BRIEF:
Look through the lines below and extract any with the word "placeholder".

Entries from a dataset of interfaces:
---*---

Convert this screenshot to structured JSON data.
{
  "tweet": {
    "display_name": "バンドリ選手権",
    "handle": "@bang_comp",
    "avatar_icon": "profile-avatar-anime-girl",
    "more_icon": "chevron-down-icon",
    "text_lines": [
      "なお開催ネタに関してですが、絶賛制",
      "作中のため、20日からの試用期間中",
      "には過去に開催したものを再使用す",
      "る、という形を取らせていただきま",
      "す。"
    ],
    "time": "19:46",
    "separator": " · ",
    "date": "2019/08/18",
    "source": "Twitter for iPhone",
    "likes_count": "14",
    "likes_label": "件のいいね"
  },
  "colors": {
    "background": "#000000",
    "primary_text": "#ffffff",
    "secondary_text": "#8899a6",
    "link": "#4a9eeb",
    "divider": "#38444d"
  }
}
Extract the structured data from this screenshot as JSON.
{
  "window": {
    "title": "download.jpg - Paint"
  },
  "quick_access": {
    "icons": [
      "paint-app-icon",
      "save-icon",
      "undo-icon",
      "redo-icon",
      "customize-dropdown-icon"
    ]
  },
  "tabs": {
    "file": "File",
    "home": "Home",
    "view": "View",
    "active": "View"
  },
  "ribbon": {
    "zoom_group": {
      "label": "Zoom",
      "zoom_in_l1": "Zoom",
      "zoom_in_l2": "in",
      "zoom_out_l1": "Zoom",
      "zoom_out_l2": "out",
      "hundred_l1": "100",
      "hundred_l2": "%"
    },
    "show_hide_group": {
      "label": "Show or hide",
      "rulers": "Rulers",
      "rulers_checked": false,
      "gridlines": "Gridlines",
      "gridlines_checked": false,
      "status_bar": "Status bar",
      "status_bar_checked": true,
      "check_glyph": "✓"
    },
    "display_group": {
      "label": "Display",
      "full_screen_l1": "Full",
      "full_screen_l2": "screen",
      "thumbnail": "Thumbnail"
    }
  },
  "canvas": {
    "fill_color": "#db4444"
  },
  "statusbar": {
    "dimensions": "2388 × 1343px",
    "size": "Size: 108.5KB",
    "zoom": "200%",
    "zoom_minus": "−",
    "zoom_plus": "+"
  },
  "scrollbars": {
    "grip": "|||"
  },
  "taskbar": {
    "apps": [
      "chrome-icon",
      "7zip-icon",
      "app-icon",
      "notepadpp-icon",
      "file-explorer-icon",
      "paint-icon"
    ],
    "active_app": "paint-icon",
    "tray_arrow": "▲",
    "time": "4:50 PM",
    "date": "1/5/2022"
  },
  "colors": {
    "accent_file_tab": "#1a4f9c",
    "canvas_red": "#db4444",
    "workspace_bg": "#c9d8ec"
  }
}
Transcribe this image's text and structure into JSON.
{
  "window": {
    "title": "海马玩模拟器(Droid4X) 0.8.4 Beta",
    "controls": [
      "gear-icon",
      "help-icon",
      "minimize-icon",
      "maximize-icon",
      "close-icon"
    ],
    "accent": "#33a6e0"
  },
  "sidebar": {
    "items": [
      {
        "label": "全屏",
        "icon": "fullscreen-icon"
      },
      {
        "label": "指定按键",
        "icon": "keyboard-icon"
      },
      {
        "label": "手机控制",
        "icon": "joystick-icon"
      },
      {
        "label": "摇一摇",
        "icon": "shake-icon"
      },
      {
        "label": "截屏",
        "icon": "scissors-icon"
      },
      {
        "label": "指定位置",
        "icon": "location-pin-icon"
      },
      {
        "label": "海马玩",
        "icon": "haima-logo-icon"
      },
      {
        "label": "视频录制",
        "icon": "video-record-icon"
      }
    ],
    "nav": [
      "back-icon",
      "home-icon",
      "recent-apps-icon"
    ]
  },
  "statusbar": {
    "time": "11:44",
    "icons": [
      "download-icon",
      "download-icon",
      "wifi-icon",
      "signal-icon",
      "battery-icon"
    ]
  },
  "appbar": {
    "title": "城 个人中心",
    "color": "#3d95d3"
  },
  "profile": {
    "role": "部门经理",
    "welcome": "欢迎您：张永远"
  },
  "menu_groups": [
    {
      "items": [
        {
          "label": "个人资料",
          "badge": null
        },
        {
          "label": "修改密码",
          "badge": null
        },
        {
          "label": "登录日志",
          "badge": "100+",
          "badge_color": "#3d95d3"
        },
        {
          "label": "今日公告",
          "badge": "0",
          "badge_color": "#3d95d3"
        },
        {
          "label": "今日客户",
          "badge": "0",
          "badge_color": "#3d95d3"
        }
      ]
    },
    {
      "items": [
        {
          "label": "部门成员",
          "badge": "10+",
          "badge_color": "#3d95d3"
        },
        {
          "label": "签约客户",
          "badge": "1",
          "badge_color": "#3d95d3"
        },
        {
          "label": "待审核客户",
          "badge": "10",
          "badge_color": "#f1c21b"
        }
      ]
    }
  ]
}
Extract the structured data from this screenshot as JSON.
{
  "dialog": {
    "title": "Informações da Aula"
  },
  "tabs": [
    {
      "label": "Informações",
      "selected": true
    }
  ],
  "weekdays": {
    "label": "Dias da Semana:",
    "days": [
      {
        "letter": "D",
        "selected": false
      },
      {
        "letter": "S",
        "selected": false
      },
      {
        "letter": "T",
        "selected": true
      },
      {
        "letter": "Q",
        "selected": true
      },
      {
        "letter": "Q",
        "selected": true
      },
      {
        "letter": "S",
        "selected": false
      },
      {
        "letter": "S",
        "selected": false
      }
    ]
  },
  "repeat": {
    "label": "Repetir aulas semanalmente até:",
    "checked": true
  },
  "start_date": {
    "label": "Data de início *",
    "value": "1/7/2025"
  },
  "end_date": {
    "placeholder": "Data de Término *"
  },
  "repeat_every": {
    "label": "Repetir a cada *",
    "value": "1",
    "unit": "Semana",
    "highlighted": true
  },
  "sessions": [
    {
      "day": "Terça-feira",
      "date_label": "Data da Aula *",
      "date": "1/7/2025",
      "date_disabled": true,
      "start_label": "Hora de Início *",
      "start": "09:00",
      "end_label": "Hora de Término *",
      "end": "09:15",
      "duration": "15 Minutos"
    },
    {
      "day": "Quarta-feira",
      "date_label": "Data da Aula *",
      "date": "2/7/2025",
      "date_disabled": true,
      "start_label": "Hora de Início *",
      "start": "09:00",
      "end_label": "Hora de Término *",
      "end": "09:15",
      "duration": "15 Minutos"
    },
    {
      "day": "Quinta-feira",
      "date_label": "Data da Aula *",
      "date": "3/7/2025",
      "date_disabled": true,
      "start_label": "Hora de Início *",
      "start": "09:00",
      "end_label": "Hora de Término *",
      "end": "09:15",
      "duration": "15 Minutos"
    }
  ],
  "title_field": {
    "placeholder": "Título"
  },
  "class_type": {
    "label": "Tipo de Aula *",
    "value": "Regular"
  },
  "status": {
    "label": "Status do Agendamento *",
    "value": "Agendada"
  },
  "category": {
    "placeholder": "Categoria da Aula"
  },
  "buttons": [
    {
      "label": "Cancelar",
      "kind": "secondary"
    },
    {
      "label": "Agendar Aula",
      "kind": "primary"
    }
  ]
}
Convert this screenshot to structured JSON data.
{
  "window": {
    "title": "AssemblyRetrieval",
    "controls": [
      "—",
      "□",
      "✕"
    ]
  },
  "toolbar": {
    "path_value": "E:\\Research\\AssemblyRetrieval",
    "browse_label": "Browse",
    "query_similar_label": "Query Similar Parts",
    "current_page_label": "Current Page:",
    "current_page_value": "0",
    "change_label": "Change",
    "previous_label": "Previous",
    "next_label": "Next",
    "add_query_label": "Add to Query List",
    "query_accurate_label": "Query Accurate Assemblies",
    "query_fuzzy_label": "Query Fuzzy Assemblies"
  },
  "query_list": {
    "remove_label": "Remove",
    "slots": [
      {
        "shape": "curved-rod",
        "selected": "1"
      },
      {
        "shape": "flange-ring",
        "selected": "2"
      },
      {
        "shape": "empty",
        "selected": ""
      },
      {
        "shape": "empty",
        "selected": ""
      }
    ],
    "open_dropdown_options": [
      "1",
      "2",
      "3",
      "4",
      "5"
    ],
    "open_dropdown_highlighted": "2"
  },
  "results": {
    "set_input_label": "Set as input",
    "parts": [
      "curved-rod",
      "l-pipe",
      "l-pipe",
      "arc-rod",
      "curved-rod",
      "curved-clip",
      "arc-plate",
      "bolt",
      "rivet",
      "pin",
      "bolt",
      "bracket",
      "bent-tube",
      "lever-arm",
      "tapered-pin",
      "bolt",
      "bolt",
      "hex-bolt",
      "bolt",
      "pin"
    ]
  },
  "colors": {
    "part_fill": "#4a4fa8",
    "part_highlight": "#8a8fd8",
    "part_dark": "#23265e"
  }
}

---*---

RESPONSE:
    "placeholder": "Data de Término *"
    "placeholder": "Título"
    "placeholder": "Categoria da Aula"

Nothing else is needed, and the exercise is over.